Newer posts are loading.
You are at the newest post.
Click here to check if anything new just came in.

Four short links: 5 November 2009

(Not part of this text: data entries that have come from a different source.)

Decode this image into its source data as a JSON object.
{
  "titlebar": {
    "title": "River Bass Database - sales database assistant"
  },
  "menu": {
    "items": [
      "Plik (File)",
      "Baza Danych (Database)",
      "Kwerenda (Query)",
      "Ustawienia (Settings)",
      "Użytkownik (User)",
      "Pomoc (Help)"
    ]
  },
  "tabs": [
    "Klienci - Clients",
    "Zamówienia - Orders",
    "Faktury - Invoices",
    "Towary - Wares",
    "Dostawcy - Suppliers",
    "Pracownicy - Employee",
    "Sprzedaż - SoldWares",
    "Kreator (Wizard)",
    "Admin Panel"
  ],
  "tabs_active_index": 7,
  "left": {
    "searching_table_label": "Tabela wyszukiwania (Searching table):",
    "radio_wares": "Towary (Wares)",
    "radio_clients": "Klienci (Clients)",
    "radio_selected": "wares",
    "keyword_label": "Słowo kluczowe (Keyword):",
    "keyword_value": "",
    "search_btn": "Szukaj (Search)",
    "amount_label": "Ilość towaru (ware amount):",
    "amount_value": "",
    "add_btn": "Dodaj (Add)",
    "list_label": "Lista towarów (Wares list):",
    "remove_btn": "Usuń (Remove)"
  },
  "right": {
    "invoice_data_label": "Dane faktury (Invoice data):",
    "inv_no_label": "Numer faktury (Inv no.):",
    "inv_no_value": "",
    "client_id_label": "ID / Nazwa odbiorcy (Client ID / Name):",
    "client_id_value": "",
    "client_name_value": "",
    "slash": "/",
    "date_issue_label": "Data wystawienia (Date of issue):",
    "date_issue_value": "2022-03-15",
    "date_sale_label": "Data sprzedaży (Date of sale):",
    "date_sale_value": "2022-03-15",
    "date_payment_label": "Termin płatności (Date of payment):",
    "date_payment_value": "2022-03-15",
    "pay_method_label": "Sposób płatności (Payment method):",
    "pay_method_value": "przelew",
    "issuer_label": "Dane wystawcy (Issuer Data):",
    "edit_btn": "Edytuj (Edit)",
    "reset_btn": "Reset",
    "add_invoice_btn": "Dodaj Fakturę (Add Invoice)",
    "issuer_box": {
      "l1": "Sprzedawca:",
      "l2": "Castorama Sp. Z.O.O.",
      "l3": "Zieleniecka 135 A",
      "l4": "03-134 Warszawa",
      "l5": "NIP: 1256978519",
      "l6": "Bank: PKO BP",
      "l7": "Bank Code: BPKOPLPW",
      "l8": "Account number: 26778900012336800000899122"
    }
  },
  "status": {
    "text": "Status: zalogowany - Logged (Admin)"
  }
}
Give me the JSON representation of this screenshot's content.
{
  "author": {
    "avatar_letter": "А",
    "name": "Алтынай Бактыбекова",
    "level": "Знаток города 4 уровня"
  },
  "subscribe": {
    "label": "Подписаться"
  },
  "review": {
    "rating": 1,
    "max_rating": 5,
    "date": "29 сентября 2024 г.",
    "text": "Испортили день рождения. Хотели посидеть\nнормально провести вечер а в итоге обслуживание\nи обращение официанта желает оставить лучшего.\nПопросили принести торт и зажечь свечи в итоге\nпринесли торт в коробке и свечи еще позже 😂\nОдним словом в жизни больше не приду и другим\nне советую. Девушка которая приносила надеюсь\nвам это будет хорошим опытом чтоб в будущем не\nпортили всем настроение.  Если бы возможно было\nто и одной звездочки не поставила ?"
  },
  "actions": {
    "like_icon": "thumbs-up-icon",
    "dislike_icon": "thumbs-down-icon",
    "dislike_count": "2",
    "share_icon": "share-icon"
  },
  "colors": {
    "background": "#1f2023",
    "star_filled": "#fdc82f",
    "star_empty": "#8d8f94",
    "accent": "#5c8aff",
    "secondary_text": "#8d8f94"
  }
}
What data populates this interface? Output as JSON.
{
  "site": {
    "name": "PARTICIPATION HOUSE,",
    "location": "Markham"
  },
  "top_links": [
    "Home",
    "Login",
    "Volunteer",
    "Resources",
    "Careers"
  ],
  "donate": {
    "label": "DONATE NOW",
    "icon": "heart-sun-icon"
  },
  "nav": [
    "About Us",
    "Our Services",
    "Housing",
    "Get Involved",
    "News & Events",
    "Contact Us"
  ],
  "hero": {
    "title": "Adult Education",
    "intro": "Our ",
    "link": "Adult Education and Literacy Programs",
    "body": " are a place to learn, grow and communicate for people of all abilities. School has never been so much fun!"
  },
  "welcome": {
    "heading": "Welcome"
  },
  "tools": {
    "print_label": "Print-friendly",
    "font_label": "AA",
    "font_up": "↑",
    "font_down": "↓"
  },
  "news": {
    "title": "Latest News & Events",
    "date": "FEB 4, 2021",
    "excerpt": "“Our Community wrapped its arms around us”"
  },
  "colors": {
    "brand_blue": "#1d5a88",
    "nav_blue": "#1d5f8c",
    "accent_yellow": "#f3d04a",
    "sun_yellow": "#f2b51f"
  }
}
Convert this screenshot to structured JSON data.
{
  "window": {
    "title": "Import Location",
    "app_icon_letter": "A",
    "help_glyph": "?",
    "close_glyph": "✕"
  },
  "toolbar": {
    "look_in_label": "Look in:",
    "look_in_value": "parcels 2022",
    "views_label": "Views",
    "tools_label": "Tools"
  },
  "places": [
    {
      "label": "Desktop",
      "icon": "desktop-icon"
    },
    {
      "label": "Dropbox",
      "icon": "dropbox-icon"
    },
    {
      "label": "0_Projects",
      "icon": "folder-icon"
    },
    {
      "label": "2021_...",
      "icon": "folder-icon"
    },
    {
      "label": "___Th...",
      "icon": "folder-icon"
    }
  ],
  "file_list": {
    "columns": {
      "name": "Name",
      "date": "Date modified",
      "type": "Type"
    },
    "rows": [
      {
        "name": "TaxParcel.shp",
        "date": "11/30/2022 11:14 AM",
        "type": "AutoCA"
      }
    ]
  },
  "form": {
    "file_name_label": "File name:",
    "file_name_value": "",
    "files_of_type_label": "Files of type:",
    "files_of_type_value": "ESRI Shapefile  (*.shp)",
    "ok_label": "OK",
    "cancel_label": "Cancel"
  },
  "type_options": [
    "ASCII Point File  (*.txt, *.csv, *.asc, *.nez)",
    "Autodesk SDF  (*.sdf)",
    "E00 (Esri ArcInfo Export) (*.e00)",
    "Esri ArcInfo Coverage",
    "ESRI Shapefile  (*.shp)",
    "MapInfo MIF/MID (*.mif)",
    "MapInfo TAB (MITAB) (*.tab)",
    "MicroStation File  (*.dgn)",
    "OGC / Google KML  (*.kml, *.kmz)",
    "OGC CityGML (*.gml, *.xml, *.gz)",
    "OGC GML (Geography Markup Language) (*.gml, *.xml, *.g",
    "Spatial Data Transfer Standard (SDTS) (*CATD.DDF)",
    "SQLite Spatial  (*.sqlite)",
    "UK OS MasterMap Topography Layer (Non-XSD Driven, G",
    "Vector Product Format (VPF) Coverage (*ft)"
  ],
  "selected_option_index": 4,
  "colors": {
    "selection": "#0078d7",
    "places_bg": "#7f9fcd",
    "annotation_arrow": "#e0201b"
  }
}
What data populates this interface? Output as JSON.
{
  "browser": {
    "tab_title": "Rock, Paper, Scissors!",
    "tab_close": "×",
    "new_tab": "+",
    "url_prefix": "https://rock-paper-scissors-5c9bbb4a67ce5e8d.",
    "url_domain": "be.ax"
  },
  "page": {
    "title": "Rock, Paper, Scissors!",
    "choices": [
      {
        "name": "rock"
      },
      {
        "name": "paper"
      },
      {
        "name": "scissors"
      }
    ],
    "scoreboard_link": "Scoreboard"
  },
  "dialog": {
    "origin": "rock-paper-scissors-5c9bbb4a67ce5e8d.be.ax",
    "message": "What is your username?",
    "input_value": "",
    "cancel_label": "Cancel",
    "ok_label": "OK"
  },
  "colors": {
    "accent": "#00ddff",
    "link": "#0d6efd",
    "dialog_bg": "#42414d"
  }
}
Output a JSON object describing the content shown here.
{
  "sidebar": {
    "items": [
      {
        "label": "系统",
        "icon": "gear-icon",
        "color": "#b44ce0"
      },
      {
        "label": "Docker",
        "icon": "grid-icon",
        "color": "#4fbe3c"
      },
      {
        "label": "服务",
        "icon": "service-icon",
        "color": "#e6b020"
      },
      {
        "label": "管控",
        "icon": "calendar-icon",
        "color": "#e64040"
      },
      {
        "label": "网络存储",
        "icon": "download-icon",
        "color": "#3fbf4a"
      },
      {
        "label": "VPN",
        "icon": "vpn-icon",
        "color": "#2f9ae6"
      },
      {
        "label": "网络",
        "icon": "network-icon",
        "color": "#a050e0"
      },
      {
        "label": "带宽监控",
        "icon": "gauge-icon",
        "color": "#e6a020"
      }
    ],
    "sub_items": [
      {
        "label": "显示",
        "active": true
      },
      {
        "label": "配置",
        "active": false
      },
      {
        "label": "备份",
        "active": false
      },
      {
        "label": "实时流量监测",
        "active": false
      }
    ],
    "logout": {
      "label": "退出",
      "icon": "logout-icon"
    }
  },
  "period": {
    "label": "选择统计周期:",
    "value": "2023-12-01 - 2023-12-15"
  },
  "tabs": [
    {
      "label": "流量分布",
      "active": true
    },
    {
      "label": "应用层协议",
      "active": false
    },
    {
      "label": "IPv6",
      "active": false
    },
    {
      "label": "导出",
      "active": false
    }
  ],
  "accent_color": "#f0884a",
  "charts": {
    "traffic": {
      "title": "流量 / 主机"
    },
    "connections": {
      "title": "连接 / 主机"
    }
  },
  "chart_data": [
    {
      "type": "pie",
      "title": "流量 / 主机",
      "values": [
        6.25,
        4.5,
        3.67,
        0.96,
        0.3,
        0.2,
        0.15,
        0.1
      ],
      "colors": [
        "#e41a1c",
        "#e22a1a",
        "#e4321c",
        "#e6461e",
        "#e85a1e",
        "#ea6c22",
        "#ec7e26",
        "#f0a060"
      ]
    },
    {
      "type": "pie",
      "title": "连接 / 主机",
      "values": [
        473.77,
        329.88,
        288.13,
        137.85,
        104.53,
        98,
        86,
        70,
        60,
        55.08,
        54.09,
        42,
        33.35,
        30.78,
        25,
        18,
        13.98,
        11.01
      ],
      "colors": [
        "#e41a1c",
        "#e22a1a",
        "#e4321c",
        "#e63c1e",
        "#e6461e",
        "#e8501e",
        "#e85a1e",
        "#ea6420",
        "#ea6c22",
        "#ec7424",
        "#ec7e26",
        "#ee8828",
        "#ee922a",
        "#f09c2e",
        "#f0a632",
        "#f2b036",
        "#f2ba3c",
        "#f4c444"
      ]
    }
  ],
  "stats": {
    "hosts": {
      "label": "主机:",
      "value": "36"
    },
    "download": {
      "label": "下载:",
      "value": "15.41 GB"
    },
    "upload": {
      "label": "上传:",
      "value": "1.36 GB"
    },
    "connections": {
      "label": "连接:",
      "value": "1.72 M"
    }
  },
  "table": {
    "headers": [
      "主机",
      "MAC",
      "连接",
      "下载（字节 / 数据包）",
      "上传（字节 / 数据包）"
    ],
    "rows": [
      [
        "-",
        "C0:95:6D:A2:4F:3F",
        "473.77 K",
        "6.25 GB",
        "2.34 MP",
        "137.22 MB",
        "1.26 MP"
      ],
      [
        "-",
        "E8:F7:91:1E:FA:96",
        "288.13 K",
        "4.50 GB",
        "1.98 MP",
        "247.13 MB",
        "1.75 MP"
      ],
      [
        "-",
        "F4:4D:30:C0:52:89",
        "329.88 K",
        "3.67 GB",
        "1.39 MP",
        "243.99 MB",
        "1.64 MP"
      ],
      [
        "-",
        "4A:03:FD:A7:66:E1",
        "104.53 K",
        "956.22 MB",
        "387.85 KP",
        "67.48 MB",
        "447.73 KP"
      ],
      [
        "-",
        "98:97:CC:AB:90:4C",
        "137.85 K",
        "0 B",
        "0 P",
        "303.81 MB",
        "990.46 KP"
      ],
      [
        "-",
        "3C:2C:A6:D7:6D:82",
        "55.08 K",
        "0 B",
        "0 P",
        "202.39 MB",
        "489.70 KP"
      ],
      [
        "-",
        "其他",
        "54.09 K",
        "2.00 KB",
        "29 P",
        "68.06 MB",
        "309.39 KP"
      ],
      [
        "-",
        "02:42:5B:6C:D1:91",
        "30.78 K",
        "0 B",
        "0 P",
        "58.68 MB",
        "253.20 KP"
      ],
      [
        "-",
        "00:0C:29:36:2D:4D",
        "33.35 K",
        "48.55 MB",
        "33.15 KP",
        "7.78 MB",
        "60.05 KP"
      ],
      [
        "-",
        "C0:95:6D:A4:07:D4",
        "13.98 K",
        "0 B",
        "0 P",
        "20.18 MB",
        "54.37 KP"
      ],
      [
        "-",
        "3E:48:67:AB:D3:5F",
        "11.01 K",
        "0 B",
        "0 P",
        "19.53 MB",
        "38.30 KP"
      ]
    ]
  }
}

  1. Heat Maps in R -- We used financial data here because it's easier to access than the airline data, but it's actually a pretty interesting way of looking at a financial time series. Weekend and holiday effects are a bit more obvious, and it's a bit like being able to see the daily, weekly, monthly and yearly closes all at once (by scanning your eye over the calendar in different directions). Includes source code. (via migurski on Delicious)
  2. BlackHat and EC2 -- Theft of resources is the red-headed step-child of attack classes and doesn't get much attention, but on cloud platforms where resources are shared amongst many users these attacks can have a very real impact. With this in mind, we wanted to show how EC2 was vulnerable to a number of resource theft attacks and the videos below demonstrate three separate attacks against EC2 that permit an attacker to boot up massive numbers of machines, steal computing time/bandwidth from other users and steal paid-for AMIs. (via straup on Delicious)
  3. Funny Characters in Unicode -- I never get tired of the wacky stuff in Unicode. I love the thought of a Unicode committee somewhere arguing passionately about the number of buttons on the snowman .... (via Hacker News)
  4. Statistics to English Translation -- The terms sensitivity and specificity generally refer to diagnostic or screening procedures, such as an HIV or allergy tests. The sensitivity of a test is its true positive rate; the specificity is its true negative rate, although it can be more intuitive to think of specificity as the complement of the false positive rate. This matters. Bandying around numbers with misleading labels, or misinterpreting numbers that have a precise and defined meaning, does not further understanding. (Said 78.4% of statisticians, with a 20% confidence factor probability of false positives)

Don't be the product, buy the product!